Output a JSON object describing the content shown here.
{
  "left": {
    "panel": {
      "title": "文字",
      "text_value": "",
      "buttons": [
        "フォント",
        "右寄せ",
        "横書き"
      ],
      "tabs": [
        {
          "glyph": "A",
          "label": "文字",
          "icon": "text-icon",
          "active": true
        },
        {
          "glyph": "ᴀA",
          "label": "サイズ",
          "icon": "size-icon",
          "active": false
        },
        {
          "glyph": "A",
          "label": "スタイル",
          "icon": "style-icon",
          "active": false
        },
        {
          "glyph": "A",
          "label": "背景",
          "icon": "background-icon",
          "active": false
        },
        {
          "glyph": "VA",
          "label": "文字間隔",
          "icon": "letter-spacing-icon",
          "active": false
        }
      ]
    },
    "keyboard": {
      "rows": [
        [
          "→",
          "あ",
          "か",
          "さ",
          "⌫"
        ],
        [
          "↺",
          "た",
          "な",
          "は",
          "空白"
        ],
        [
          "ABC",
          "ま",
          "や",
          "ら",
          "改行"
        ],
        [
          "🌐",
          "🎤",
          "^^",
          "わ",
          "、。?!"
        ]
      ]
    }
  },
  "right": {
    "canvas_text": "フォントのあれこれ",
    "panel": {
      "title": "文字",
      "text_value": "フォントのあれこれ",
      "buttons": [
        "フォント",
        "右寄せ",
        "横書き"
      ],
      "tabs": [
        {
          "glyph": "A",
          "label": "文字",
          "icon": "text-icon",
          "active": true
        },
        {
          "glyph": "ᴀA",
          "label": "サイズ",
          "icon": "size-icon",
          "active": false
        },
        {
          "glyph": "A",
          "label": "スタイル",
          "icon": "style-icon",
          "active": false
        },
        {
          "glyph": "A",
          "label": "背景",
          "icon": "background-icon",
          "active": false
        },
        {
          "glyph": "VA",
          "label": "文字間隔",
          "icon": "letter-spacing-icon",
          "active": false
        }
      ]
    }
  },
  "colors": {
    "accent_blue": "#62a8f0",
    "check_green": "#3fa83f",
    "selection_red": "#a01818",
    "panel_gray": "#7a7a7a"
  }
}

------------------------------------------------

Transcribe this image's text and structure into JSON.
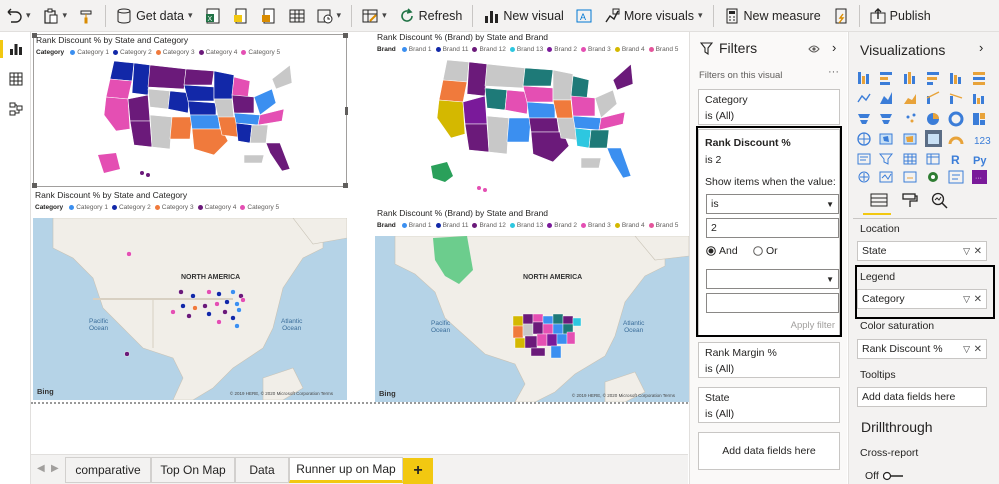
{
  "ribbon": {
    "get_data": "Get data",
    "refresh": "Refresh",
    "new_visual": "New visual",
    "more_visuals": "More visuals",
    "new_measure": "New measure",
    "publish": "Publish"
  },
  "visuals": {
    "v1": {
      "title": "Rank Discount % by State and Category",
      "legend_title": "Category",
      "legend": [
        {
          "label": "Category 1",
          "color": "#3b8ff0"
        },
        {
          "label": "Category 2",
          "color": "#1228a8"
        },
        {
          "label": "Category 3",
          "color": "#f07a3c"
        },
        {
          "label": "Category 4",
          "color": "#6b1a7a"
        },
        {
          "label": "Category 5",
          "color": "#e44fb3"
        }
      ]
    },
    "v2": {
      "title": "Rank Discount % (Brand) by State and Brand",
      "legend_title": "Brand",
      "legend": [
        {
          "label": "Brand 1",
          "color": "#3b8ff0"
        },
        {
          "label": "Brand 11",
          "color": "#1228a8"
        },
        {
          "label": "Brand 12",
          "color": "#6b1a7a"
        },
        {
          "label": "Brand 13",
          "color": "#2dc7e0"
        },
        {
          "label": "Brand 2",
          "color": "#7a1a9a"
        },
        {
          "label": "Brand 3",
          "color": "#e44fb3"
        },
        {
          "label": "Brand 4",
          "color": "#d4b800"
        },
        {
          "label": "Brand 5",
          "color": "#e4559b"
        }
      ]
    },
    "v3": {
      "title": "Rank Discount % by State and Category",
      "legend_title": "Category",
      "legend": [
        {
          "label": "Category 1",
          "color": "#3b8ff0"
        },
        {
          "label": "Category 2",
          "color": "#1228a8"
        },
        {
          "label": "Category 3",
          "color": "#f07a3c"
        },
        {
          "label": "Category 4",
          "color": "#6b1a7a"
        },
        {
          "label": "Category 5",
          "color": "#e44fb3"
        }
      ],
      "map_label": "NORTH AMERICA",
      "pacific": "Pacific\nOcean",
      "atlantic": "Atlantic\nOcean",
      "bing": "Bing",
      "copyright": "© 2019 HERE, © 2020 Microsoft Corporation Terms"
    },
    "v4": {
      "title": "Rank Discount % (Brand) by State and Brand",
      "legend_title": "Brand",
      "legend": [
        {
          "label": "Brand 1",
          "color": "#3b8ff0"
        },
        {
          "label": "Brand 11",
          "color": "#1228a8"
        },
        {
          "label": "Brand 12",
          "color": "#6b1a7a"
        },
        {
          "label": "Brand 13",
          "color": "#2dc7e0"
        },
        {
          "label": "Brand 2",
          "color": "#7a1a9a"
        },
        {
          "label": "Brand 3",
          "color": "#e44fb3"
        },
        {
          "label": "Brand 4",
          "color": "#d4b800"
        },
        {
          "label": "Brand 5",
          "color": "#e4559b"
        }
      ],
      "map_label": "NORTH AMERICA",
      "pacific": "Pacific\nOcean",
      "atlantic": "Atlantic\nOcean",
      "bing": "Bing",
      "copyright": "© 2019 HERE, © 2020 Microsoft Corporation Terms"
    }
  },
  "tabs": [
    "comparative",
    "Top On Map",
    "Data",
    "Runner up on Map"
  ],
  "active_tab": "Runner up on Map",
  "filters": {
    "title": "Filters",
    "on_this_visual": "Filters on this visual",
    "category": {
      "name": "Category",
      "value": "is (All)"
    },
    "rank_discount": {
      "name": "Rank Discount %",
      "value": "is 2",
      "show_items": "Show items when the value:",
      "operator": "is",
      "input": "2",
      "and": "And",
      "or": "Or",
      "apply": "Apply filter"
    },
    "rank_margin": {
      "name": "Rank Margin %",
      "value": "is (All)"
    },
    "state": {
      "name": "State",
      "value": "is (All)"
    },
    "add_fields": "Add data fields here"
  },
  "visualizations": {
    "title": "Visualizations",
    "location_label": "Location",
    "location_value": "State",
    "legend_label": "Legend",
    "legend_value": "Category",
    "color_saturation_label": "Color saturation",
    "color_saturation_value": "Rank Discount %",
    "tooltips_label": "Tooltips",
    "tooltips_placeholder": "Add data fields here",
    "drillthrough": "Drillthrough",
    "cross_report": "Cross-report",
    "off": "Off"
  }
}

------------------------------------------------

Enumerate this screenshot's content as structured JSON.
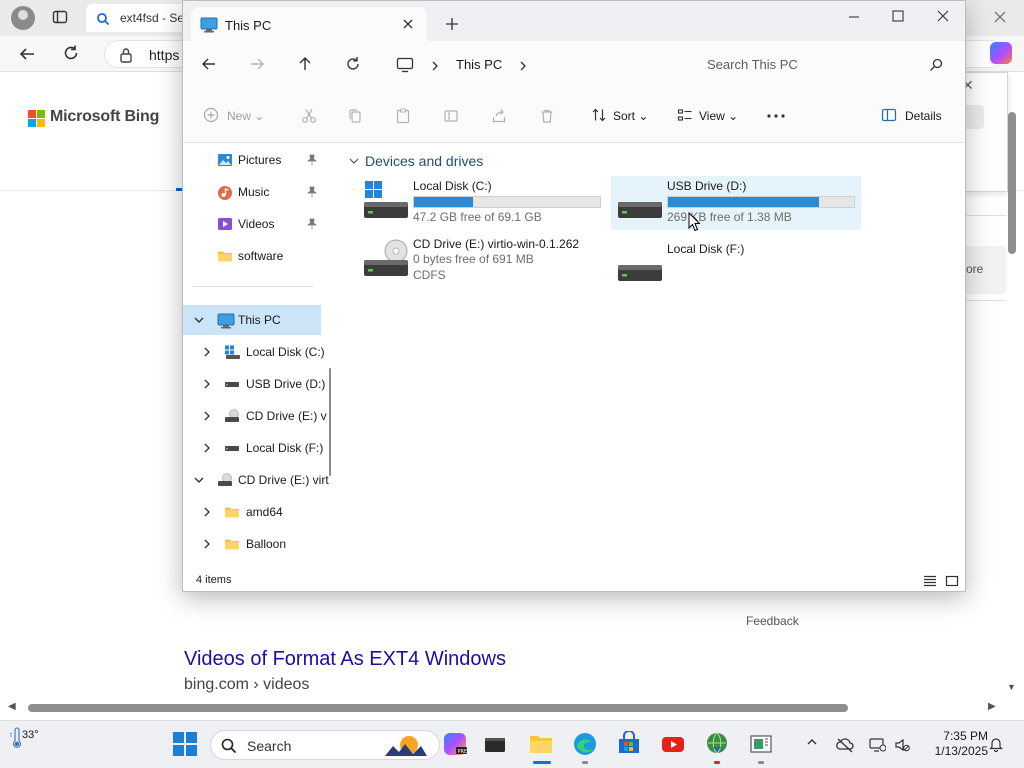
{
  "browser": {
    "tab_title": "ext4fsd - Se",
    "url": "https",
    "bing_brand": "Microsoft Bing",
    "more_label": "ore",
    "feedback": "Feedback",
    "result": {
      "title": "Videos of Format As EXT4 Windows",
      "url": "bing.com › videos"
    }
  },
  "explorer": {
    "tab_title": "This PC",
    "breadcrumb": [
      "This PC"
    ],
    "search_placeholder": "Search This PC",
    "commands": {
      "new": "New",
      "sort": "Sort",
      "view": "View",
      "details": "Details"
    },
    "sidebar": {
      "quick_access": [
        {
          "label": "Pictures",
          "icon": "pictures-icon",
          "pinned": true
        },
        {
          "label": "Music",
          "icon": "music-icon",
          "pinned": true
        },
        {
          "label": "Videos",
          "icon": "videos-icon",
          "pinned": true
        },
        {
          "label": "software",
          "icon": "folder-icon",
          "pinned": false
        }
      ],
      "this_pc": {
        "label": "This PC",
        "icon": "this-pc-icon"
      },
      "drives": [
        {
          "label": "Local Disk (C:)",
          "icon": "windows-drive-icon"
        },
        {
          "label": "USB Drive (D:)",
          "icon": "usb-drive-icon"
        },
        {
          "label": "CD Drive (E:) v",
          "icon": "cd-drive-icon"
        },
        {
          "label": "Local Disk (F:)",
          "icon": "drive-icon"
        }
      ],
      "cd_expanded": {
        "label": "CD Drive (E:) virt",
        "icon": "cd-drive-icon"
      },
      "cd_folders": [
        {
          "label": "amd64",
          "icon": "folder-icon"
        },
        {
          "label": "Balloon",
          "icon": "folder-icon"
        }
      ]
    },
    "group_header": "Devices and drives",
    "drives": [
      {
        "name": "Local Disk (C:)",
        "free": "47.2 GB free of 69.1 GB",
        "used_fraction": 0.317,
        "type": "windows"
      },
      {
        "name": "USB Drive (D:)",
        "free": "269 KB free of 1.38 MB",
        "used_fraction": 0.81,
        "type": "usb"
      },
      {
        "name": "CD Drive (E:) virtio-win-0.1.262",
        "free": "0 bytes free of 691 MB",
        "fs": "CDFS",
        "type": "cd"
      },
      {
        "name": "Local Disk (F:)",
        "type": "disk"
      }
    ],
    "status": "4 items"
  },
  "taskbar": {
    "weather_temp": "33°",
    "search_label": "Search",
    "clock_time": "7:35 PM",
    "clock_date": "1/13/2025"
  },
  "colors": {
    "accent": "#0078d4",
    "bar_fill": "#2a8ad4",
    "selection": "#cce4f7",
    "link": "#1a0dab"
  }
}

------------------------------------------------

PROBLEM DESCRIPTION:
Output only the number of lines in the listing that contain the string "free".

TASK ANSWER:
3